Blue flowers are useful for accenting other colours in the garden, and I always try to have some in bloom from summer through fall. You don’t need many, just a few will do the trick if placed strategically. I find the easiest way to do this is with long-blooming blue salvias.
This year I have one returning clump of perennial salvia ‘Caradonna’ (Salvia nemerosa ‘Caradonna’, Zone 4), with straight, 18-inch (45-cm) spikes of violet-blue flowers on almost black stems. Each little flower has a wispy pink calyx, giving the stems an almost glowing appearance. It pairs well with the new vividly coloured Echinacea cultivars, and I have it next to a PowWow Wild Berry coneflower (Echinacea purpurea PowWow Wild Berry, Zone 4) I planted this spring.

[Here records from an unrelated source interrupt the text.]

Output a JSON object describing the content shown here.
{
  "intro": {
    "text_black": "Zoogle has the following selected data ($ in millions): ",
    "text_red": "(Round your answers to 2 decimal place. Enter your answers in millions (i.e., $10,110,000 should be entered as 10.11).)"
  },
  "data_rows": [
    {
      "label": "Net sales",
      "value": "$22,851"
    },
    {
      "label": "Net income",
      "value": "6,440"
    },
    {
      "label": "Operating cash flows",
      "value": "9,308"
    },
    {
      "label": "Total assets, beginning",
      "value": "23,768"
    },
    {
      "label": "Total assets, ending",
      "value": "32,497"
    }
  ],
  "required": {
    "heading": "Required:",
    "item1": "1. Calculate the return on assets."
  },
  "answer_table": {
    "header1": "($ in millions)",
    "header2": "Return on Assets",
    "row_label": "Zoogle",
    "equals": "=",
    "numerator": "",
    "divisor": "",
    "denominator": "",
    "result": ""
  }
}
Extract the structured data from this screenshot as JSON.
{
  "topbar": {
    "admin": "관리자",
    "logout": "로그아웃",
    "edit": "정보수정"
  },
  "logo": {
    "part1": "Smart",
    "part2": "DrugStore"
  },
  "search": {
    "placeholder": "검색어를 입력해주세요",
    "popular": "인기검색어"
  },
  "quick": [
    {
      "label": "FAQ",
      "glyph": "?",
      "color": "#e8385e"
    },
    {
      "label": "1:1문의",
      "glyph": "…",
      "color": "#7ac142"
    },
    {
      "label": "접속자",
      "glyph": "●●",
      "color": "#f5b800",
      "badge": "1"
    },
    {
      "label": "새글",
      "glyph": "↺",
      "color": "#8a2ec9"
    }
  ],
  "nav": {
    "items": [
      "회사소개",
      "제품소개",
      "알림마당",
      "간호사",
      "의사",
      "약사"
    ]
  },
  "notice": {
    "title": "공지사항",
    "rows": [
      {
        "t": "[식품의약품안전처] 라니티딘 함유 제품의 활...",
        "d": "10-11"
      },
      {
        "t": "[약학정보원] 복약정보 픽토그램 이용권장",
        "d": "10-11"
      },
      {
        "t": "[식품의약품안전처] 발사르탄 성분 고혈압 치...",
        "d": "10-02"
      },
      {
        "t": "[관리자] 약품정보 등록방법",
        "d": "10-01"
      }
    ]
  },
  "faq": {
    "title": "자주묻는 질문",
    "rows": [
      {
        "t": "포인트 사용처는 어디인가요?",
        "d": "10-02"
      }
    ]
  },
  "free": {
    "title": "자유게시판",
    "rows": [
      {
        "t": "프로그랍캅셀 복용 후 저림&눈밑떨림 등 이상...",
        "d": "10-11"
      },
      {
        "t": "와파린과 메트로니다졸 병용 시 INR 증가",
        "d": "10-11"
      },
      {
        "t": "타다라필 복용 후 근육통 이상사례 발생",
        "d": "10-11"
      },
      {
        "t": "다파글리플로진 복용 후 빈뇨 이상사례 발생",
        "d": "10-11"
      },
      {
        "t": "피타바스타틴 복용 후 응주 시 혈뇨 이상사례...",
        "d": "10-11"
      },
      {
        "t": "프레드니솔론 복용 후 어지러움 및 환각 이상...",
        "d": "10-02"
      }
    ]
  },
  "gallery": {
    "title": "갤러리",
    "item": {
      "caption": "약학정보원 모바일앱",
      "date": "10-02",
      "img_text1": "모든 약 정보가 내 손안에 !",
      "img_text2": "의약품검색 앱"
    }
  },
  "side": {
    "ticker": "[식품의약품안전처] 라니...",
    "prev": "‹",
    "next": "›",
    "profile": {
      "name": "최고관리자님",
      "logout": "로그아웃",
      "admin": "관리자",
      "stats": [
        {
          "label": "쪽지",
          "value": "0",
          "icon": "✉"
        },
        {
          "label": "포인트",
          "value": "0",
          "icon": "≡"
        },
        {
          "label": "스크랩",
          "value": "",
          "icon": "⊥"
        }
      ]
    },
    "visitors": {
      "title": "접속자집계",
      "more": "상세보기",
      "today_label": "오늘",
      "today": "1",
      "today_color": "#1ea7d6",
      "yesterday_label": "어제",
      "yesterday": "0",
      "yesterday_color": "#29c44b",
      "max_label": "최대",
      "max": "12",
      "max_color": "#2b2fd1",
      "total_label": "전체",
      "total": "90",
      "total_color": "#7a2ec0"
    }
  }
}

‘Caradonna’ blooms from June through October if deadheaded and fertilized. The key to getting it to rebloom is to snip off the flower spikes when they’re almost — but not quite — finished. If there are a few small florets still blooming, that’s the time to snip the spike just below the flowers, leaving the foliage on the plant. Then fertilize, and watch for new growth.
Long-blooming Mystic Spires Blue salvia (Salvia ‘Balsalmisp’) is a good, strong blue. It’s perennial in warm climates, but used as an annual in the north, and makes a vigorous clump about 12 inches (30 cm) wide, with 18-inch (45-cm) flower spikes. The flower petals have a soft quality, and many additional spikes surround a dominant central flower stalk. Mine is next to pink perennial geraniums, the low-growing ‘Max Frei’ (Geranium sanguineum ‘Max Frei’, Zone 4); it would also be a lovely companion for roses.
Part of the haul from this spring’s plant buying trip was annual salvia ‘Evolution’ (Salvia farinacea ‘Evolution’), a compact mealy cup salvia with spikes of rich blue flowers that looks like a scaled-down version of salvia ‘Victoria’ (S. f. ‘Victoria’). It’s 12 inches (30 cm) wide and 18 inches (45 cm) tall, and can be used as a bedding plant or in containers. I have mine in a container with dwarf yellow snapdragons, scarlet calibrachoa and chartreuse Helichrysum petiolare ‘Lemon Licorice’. Just a little spot of blue everywhere you look makes the garden brighter.